Presentation on theme: "Measurement of Immune function:. Immunological tests rely upon: Ability of antibodies to aggregate particulate antigens (agglutination) Or to precipitate."— Presentation transcript:
Immunological tests rely upon: Ability of antibodies to aggregate particulate antigens (agglutination) Or to precipitate soluble antigens Antigens quantitation (e.g. ELISA; enzyme linked immunosorbent assay)
Flourochrome labeled antibodies to detect intracellular antigens (e.g. immunofluorescence). Measurement of immune function (e.g., complement fixation and cytotoxic T lymphocyte assay) Clinical setting (assessment of hypersensitivity).
Epitope detection by antibodies: Detect the specific reaction between Ag & Ab Particulate antigens: (agglutination) o Direct agglutination. o Indirect agglutination. o Agglutination inhibition. Soluble antigens: (precipitation) o Radial immunodiffusion. o Double-diffusion
Epitopes detection: o Direct agglutination: Agglutination of particulate or cell- bounded antigen by antibodies (mainly IgM, multivalent Ab). Example: Blood grouping: group A RBCs +Anti-A antibodies = agglutination.
Agglutination of RBC is called haemagglutination Insert a picture
Epitope detection o Indirect (passive) agglutination : Adding of anti-immunoglobulins to detect low titers and non IgM antibodies. o Agglutination of RBCs: haemagglutination. Example: Latex agglutination : Rheumatoid factors test: Anti-human IgG Antibodies.
Epitope detection Agglutination inhibition Haemadsorption: is a direct agglutination of erythrocytes by certain viruses (Spontaneous agglutination). Inhibition of Erythrocytes agglutination is a quantitative method for calculation of anti-virus antibodies concentration in patient’s serum.
N Antibody titer: the lowest concentration of antibody that causes agglutination in vitro. Serial doubling dilution of patient’s serum creates zone of equivalence; and so positive reaction. Prozone phenomena: False-negative agglutination due to excess antibodies or antigen concentration.
Soluble antigens o Radial immunodiffusion: Mancini technique: Soluble antigen reacts with soluble antibodies in semisolid medium. Formation of immuno-precipitin lines. Quantitative assay. Clinical applications: Diagnosis of complement deficiency Calculation of Hb F for diagnosis of Beta- thalassemia.

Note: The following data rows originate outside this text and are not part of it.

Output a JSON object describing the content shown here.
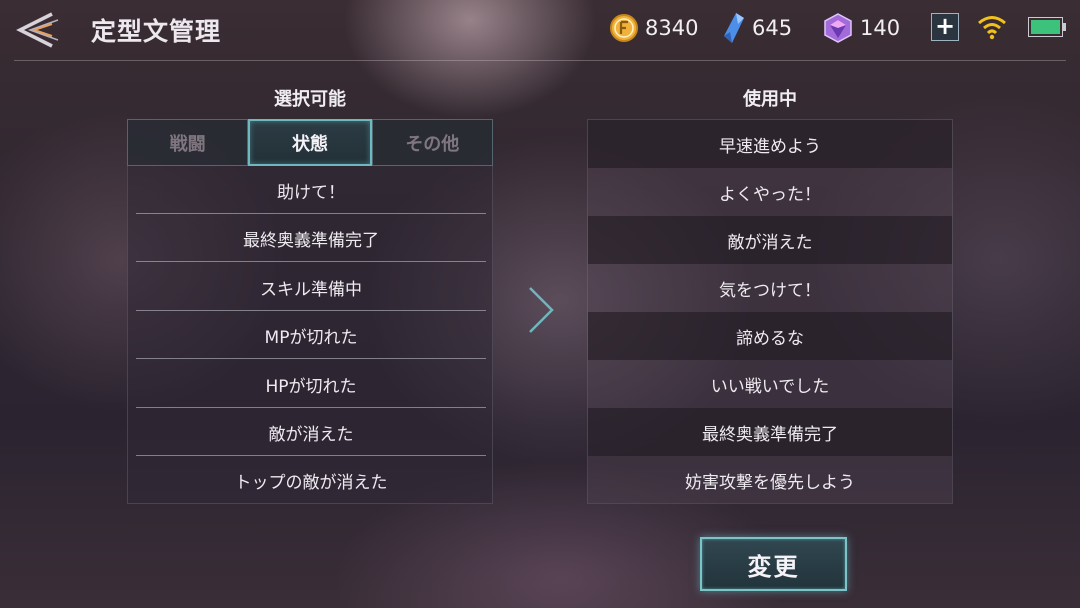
{
  "header": {
    "title": "定型文管理",
    "currencies": [
      {
        "icon": "gold-coin-icon",
        "value": "8340"
      },
      {
        "icon": "blue-crystal-icon",
        "value": "645"
      },
      {
        "icon": "purple-gem-icon",
        "value": "140"
      }
    ],
    "plus_label": "+"
  },
  "left_panel": {
    "title": "選択可能",
    "tabs": [
      {
        "label": "戦闘",
        "active": false
      },
      {
        "label": "状態",
        "active": true
      },
      {
        "label": "その他",
        "active": false
      }
    ],
    "items": [
      "助けて！",
      "最終奥義準備完了",
      "スキル準備中",
      "MPが切れた",
      "HPが切れた",
      "敵が消えた",
      "トップの敵が消えた"
    ]
  },
  "right_panel": {
    "title": "使用中",
    "items": [
      "早速進めよう",
      "よくやった！",
      "敵が消えた",
      "気をつけて！",
      "諦めるな",
      "いい戦いでした",
      "最終奥義準備完了",
      "妨害攻撃を優先しよう"
    ]
  },
  "change_button": {
    "label": "変更"
  },
  "colors": {
    "accent_teal": "#7cc4c8",
    "gold": "#f0b23a",
    "crystal_blue": "#4d8fe8",
    "gem_purple": "#a36ad9",
    "battery_green": "#3cc27a",
    "wifi_yellow": "#f2c21b"
  }
}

Other widely used techniques Immunofluorescent microscopy Flow cytometery Enzyme linked immunosorbent assay
N o Immunofluorescent Microscopy: Direct: Cell bounded antigen is detected by antibodies conjugated with Fluorochrome. Clinical application: Diagnosis of malignant tumor. Diagnosis of intracellular infectious diseases e.g. Chlamydia, Virus infections. Indirect: Secondary anti-human globulin conjugated with fluorochrome.
N o Flow Cytometry: A powerful modification of IF. Each type of leukocytes can be stained by monoclonal antibodies fluorochrome conjugate. The computerized machine then counts each type using laser beam Clinical application: Calculation of CD4/CD8 Ratio.
N o Enzyme Linked Immunosorbent Assay (ELISA): - Quantitative assay. - Soluble antigens or antibodies fixed on micro-titer plate wells. - Secondary antibodies linked with enzyme reacts with the complex. -Substrate (colorless) converted into colored end product -Spectrophotometry.
Add the patient’s serum then wash add specific antibodies to the antigen wash add 2° antibody linked with the enzyme then wash add specific substrate. read the reaction. PN
Antigen coating 1° Antibody in the patient's serum 2° antibody (enzyme- linked) Chromogenic substrate Indirect ELISA
Assessment of Cellular immunity and function: Determination of phagocyte function: -APC incubated with microbes for 30-120 min. -Particle inclusion within the cell & oxidative enzyme activity is assessed by microscopy. Determination of lymphocyte proliferation: -Lymphocyte cultured for 48-72 hrs with added mitogen and radioactive material. - incorporation of radioactive material into the new formed DNA is measured by Radioimmunoassay.
Assessment of hyper sensitivity Allergy skin testing (type I hypersensitivity): scratch or intradermal injection of a small amount of diluted allergen. Sensitive (atopic) individuals develop a wheal-and-flare (redness & swelling) reaction within 20 minutes. Complement fixation (types II and III): Contact dermatitis and delayed hypersensitivity (type IV): Application of antigen to the surface of the skin (contact dermatitis) or injected intradermally. Wheal- and-flare reactions are evident only 24 to 72 hours after challenge.